Going back to the first time Carnoustie hosted, in 1931, winners there have been Tommy Armour, Henry Cotton (1937), Ben Hogan (1953), Gary Player (1968), Tom Watson (1975), Paul Lawrie (1999), Padraig Harrington (2007).

Wasn't that the year Hogan nearly won the Slam?

Yep. He had won the Masters and U.S. Open that season, then traveled to Carnoustie and won that as well. It was the only time he ever played The Open. He was unable to play the PGA Championship that season because the dates conflicted with those of The Open.

Jean Van de Velde's name should be on that list, right?

This is true. He had a three-shot lead on the final hole in 1999 and made triple bogey. He lost in a playoff to Lawrie, which also included Justin Leonard.

Who has won this event the most?

Harry Vardon, who was from the Channel Island of Jersey, won a record six times between 1896 and 1914. Australian Peter Thomson, American Watson, Scot James Braid and Englishman J.H. Taylor each won five times.

What about the Morrises?

Tom Sr. won four times between 1861 and 1867. His son, Tom Jr., also won four times, between 1868 and 1872.

Have players from any particular country dominated?

In the early days, Scots won the first 29 Opens – not a shocker since they were all played at one of three Scottish courses, Prestwick, St. Andrews and Musselburgh. In the current era, going back to 1999 (we'll explain why that year in a minute), the scoreboard is United States, nine wins; South Africa, three wins; Ireland, two wins; Northern Ireland, two wins; and Sweden, one win. The only Scot to win in that period was Lawrie, who took advantage of one of the biggest collapses in golf history.

Who is this year's defending champion?

That would be American Jordan Spieth, who survived an adventerous final round to defeat Matt Kuchar by three strokes and earn the third leg of the career Grand Slam.

What is the trophy called?

The claret jug.

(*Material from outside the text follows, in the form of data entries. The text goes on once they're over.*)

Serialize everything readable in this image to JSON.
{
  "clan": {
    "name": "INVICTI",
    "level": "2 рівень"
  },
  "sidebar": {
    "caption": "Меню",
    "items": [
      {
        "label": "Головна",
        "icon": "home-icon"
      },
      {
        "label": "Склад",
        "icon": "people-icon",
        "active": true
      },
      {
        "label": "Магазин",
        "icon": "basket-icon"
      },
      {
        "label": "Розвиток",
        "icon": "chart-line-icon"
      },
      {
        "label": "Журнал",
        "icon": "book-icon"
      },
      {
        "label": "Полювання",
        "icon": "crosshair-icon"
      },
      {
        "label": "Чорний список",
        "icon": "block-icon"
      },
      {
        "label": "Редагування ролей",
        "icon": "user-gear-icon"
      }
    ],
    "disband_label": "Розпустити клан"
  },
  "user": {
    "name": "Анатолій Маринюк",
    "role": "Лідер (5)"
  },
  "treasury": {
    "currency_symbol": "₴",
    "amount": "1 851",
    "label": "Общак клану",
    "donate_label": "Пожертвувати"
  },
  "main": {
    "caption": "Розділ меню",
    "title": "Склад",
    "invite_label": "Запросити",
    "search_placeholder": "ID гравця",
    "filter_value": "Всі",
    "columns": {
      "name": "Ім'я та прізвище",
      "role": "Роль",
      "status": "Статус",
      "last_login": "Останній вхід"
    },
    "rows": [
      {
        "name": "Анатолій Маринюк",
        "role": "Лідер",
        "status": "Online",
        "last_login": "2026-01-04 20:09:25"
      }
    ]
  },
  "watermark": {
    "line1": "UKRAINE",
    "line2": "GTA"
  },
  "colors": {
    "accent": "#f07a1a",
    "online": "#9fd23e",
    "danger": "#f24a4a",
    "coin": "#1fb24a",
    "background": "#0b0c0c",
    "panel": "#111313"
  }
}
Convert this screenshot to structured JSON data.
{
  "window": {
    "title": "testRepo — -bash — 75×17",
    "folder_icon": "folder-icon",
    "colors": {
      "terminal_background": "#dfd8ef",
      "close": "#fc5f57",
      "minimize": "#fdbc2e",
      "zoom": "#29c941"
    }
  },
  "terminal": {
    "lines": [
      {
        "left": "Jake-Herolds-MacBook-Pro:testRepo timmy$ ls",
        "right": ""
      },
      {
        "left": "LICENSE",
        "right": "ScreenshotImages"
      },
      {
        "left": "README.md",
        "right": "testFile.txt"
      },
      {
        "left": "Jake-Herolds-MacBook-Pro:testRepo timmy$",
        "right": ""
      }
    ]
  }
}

It's official name is the Golf Champion Trophy, but you rarely hear that used. The claret jug replaced the original Challenge Belt in 1872. The winner of the claret jug gets to keep it for a year, then must return it (each winner gets a replica to keep).

Which Opens have been the most memorable?

Well, there was Palmer in 1961and '62; Van de Velde's collapse in 1999; Hogan's win in 1953; Tiger Woods' eight-shot domination of the 2000 Open at St. Andrews; Watson almost winning at age 59 in 2009; Doug Sanders missing what would have been a winning 3-foot putt at St. Andrews in 1970; Tony Jacklin becoming the first Briton to win the championship in 18 years; and, of course, the Duel in the Sun at Turnberry in 1977, in which Watson and Jack Nicklaus dueled head-to-head over the final 36 holes, Watson winning by shooting 65-65 to Nicklaus' 65-66.

When I watch this tournament on TV, I hear lots of unfamiliar terms, like "gorse" and "whin" and "burn." What do these terms mean?

Gorse is a prickly shrub, which sometimes is referred to as whin. Heather is also a shrub. What the scots call a burn, would also be considered a creek or stream.